It may sound a bit obvious, but some recent research says that one way to stop a fishery from collapsing is to quit fishing there for a while. What’s not so obvious, though, is that doing so would have little impact on the overall catch.
The researchers looked at groups of forage fish — small fish like sardines, anchovies, and herring. These species are important to the fishing industry, but they’re also key links in the ocean food chain. They’re a major food source for larger fish, whales, birds, and other creatures.
The oceans are full of surprises. Listen to this description, for example, and see if you can guess what type of fish it is. An adult is about three feet long, fairly shy, and not a very good swimmer. It has a wide mouth full of small teeth, but it lies in ambush and waits for food to swim right on in. And when it’s in trouble, it puffs up like a balloon.
Got it? The answer, of course, is a shark — a swell shark. It’s found in coastal Pacific waters from central California to southern Mexico, and perhaps off Chile as well.
For most of us in the United States, no ocean current is better known than the Gulf Stream. It begins in the Gulf of Mexico, flows up the eastern seaboard, then crosses the Atlantic to Europe. Its warm waters help regulate temperatures across two continents.
Seaweed is hot. Or, if you prefer, you can have it cold. No matter how you like it, though, seaweed is becoming more popular in the United States and other countries around the world. It’s served in salads and main courses, and it’s ground up to use as seasoning. And an extract from seaweed forms a thickener in gelatins and a binder in toothpaste.

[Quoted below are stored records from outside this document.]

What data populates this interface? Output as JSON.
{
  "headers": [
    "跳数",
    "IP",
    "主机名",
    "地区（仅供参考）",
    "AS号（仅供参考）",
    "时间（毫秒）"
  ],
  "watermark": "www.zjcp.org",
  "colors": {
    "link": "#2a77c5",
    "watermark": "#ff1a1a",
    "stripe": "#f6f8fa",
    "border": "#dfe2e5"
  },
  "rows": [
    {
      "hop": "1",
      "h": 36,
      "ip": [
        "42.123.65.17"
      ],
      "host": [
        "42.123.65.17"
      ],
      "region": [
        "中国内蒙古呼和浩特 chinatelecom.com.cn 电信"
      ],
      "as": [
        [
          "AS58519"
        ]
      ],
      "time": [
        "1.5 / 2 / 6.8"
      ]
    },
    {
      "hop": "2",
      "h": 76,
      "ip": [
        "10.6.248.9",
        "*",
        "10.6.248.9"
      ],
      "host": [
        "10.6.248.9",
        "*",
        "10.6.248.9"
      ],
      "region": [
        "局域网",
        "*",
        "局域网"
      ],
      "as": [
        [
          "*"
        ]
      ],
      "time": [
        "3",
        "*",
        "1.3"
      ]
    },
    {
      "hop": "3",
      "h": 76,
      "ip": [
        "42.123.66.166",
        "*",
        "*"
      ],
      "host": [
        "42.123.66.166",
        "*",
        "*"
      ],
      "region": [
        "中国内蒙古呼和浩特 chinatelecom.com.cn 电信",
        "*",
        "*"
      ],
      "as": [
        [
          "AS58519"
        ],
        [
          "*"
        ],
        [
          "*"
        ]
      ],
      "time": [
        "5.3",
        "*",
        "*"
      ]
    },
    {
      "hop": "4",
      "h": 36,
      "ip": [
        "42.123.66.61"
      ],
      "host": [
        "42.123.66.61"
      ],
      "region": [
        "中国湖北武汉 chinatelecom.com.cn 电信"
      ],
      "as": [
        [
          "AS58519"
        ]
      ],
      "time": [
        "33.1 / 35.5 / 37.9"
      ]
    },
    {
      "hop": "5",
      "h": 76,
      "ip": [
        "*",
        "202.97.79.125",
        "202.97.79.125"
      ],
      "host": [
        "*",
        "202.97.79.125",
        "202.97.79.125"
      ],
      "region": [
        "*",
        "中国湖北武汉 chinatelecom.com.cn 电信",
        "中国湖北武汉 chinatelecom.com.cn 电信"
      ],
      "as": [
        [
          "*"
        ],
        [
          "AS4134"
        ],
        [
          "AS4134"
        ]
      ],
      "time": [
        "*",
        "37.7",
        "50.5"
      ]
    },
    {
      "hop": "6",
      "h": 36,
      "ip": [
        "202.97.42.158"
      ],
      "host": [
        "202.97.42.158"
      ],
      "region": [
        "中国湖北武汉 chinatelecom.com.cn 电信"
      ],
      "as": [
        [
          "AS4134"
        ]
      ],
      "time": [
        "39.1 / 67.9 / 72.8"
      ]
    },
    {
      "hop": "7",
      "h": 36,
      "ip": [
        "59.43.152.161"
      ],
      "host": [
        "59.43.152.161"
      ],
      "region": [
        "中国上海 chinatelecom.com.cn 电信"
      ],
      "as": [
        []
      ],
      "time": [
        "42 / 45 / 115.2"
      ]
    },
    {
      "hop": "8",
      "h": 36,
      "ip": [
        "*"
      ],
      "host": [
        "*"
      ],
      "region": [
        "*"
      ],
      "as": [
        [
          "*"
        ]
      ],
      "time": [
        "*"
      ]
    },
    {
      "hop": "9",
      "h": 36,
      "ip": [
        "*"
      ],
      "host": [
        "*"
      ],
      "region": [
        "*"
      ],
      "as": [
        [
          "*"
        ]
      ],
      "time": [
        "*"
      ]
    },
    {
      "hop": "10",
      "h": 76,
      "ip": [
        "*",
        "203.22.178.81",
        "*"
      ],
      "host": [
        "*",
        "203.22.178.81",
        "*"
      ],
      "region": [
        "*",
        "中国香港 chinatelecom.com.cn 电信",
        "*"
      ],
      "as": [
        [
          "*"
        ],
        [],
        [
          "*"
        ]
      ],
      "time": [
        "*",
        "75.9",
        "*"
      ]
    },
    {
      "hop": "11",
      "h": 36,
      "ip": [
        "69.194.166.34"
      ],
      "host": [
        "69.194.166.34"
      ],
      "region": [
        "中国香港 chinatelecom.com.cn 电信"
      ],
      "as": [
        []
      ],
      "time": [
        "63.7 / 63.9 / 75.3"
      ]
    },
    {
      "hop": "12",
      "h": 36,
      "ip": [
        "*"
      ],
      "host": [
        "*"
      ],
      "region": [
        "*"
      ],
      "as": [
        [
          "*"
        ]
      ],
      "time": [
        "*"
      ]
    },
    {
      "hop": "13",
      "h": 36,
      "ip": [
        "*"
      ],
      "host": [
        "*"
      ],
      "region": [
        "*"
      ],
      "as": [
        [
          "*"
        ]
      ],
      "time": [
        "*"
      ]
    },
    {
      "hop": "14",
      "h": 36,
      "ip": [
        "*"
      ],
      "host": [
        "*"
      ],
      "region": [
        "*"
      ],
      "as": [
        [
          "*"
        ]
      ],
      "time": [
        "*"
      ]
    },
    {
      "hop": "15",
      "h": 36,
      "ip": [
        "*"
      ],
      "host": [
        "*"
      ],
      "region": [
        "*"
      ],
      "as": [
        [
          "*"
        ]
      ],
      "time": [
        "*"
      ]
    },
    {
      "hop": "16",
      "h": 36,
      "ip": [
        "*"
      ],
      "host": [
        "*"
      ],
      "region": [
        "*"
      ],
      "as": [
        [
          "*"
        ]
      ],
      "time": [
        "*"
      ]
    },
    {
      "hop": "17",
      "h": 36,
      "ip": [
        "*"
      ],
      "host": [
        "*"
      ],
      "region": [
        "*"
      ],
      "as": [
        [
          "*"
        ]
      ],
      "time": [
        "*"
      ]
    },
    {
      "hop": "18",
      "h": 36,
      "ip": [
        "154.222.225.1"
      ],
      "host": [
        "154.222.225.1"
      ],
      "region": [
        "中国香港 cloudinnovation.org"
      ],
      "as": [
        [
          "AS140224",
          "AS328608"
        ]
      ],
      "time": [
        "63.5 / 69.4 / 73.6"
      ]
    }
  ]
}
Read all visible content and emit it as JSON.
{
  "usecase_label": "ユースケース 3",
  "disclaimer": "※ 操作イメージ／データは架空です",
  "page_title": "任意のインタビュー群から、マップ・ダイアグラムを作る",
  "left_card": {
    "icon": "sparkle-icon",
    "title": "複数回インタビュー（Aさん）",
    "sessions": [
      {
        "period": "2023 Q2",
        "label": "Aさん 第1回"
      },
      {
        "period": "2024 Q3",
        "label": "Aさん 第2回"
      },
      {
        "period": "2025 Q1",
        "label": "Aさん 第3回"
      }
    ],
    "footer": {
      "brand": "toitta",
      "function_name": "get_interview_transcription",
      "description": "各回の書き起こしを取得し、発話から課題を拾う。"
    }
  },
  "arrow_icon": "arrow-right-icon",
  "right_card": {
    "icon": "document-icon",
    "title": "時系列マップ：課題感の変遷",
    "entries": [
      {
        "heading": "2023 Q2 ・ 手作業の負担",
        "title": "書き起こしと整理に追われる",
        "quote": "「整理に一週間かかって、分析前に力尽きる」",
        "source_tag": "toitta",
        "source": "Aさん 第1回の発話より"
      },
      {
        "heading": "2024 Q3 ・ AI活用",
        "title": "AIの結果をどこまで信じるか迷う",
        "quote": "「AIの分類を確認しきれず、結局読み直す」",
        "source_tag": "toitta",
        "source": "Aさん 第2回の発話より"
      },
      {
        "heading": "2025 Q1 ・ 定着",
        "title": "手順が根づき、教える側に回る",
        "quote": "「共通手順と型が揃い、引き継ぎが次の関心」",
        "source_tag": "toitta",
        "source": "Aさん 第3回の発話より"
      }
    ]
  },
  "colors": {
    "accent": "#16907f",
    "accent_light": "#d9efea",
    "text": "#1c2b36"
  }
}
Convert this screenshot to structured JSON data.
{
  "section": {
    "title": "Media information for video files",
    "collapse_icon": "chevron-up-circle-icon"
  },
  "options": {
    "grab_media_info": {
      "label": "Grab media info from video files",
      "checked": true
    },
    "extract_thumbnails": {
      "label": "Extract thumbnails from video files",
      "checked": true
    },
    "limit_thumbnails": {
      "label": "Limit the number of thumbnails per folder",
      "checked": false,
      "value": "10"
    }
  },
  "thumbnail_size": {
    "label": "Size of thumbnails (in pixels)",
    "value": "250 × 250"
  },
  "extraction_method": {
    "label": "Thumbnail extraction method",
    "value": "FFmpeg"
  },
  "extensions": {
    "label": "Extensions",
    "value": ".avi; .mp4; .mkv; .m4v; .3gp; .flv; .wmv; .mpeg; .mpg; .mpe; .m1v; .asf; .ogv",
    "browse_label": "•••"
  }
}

But the name “seaweed” is a bit misleading. That’s because, unlike land-based weeds, it doesn’t have roots or stems or leaves. Instead, seaweed is a type of algae. It absorbs nutrients and water directly from the saltwater around it.
The ocean surface is bumpy. Big mounds of water can rise up to hundreds of feet high. No one notices them because they’re many miles wide, so their slopes are gentle. They are detected, though, by orbiting satellites. And scientists can use the satellite measurements to learn about what’s far below the bumps — on the ocean floor.
Iron is crucial to your health. It helps carry oxygen through the body, so if you don’t have enough, you feel tired and sluggish. But too much iron isn’t good, either; in some cases, it can lead to diabetes or even heart failure.
The same thing applies to much of the microscopic life in the oceans: Iron is a key nutrient, but too much of a good thing can be bad. Overdoses of iron in single-celled organisms more than two billion years ago may have slowed the evolution of Earth’s atmosphere.
Any marine creature that wants a bit of privacy would be well advised to avoid Cordell Bank, a submerged mound off the coast of northern California. Life is so abundant that, in places, corals, sponges, crabs, sea stars, and other organisms pile atop each other two or three deep, covering every square foot of sea floor. Fish fill the water above them, with whales and other mammals passing through as well.
In fact, Cordell Bank is one of the busiest marine habitats in the world. And it recently received some extra protection.
The oceans are getting louder. Fish and mammals grunt, click, and chirp to attract mates, threaten rivals, or just say “howdy.” At times, though, they can be overpowered by the sounds created by humans. It’s enough to drive a fish to distraction.
To understand just how distracting human-made noise can be, scientists first must understand how marine organisms deal with the natural “soundscape” — the sounds produced by the creatures themselves. A recent study, for example, found that fish seem to talk over each other during the daytime, but share the soundscape at night.